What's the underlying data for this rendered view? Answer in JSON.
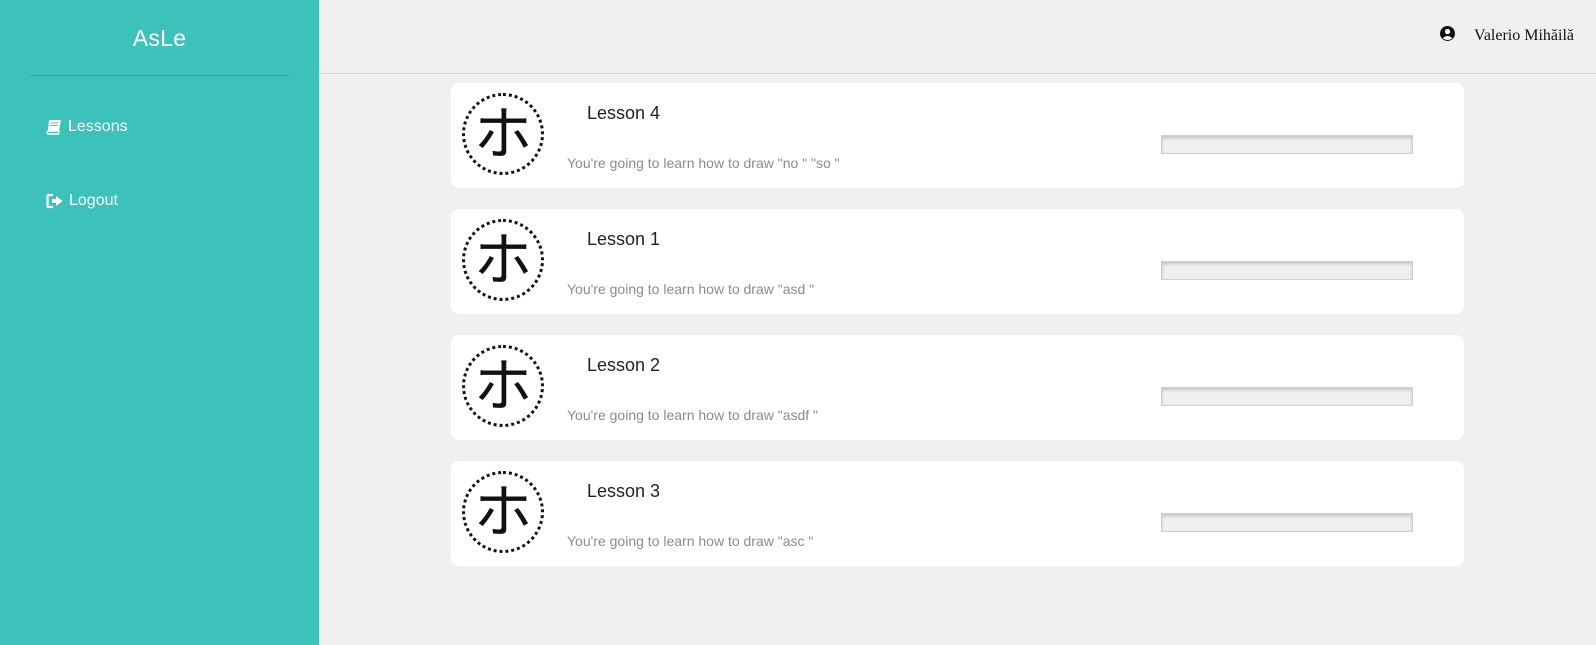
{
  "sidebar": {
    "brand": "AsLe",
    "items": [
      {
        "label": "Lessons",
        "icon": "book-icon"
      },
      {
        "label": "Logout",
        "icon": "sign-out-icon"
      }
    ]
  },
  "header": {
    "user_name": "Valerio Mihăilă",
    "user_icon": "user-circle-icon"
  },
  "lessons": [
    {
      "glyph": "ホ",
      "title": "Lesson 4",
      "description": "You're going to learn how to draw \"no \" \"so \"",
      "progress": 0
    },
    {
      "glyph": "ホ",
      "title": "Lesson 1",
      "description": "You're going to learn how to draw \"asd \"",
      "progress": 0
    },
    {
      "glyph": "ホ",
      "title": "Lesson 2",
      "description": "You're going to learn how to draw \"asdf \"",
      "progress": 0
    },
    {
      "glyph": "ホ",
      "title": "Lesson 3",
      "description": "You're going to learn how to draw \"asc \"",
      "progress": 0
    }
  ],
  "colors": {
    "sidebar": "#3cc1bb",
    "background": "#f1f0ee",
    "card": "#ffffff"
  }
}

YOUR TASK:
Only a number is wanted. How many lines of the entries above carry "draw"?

EXERCISE RESPONSE:
4